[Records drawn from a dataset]
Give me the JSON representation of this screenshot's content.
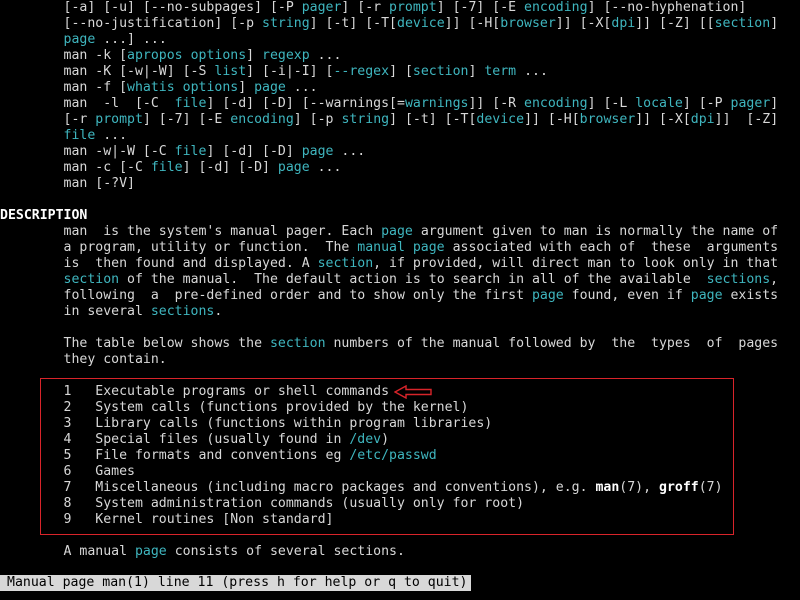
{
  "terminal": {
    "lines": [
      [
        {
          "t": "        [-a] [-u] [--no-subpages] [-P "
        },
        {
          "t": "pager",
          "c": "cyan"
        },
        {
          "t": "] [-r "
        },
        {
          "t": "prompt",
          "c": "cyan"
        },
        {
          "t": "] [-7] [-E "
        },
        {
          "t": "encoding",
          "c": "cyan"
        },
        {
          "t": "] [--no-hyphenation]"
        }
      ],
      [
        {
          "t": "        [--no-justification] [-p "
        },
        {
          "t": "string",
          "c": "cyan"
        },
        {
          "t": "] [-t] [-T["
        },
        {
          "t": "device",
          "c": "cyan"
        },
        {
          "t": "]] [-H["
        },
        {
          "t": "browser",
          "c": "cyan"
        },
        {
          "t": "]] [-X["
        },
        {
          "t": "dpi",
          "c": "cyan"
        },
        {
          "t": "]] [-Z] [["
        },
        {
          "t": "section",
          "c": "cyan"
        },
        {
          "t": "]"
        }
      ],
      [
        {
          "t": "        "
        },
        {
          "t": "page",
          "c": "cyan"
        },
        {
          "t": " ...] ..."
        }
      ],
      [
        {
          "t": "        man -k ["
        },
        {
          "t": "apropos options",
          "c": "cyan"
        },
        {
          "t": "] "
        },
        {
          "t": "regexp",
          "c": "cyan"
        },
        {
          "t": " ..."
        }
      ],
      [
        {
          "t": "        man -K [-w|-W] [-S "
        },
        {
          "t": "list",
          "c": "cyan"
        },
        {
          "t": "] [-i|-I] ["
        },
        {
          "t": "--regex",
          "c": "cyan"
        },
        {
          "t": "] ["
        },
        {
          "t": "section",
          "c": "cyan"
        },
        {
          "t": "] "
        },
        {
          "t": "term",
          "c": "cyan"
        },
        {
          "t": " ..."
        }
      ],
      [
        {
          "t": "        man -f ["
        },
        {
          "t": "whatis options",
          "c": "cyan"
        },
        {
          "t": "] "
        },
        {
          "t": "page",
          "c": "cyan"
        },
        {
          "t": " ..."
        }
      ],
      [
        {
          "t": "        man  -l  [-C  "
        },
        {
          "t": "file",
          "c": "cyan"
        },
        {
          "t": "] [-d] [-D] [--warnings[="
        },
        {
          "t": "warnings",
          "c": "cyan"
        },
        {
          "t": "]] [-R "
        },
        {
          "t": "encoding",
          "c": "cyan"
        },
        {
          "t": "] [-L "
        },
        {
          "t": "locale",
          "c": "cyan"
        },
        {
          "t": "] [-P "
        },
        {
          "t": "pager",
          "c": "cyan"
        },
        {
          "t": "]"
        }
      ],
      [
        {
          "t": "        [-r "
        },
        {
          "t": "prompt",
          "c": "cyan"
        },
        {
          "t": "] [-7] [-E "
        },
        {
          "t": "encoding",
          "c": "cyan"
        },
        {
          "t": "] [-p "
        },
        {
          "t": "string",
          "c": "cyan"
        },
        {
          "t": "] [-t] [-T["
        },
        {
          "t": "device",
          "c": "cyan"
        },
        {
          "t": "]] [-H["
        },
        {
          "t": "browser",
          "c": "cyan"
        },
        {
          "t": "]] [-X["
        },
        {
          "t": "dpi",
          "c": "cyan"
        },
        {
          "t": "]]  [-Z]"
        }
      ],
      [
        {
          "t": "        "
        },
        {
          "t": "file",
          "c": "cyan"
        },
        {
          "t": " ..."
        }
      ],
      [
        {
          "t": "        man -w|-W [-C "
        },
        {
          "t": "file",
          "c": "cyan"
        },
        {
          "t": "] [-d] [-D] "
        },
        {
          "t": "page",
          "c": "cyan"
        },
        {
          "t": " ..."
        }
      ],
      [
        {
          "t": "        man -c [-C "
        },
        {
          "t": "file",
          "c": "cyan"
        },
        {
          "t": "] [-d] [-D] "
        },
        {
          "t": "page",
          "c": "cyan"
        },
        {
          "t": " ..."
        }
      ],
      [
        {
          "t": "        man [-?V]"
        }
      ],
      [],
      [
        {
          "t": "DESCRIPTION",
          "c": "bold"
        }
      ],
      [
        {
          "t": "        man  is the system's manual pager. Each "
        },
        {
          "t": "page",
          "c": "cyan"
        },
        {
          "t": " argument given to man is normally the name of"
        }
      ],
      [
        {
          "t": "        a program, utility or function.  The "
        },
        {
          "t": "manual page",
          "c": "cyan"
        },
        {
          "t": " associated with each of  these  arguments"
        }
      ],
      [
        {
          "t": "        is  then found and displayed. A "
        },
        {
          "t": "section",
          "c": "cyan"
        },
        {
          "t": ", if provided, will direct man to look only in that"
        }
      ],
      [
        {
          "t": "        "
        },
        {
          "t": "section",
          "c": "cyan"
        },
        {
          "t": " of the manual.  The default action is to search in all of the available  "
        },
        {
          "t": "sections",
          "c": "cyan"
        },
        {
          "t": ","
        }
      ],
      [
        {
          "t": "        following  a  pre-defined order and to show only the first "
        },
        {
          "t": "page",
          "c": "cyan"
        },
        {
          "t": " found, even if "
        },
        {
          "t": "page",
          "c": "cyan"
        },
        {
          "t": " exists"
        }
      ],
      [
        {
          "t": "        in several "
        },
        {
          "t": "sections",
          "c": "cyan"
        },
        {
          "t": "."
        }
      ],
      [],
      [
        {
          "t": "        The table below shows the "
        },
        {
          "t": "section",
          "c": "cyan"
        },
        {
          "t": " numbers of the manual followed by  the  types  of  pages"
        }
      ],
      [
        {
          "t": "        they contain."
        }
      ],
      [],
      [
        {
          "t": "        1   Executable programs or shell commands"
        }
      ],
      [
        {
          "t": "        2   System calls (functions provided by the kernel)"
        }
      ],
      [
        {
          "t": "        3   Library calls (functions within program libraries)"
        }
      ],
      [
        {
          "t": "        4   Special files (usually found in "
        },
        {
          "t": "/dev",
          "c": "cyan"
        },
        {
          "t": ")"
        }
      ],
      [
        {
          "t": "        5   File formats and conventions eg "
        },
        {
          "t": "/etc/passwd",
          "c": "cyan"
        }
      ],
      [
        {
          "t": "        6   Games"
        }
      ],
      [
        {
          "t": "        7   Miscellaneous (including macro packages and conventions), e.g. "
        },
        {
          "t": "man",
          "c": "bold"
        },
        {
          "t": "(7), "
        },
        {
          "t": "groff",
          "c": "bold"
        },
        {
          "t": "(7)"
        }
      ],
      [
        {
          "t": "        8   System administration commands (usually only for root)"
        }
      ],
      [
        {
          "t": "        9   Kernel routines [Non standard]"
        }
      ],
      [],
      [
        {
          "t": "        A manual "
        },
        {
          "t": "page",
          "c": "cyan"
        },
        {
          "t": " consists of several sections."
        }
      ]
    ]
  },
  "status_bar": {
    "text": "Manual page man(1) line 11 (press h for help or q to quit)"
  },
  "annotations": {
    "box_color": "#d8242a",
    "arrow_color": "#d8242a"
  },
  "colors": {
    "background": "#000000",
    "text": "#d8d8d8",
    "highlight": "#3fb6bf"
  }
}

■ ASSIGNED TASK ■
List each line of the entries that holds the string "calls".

■ SOLVED EXERCISE ■
          "t": "        2   System calls (functions provided by the kernel)"
          "t": "        3   Library calls (functions within program libraries)"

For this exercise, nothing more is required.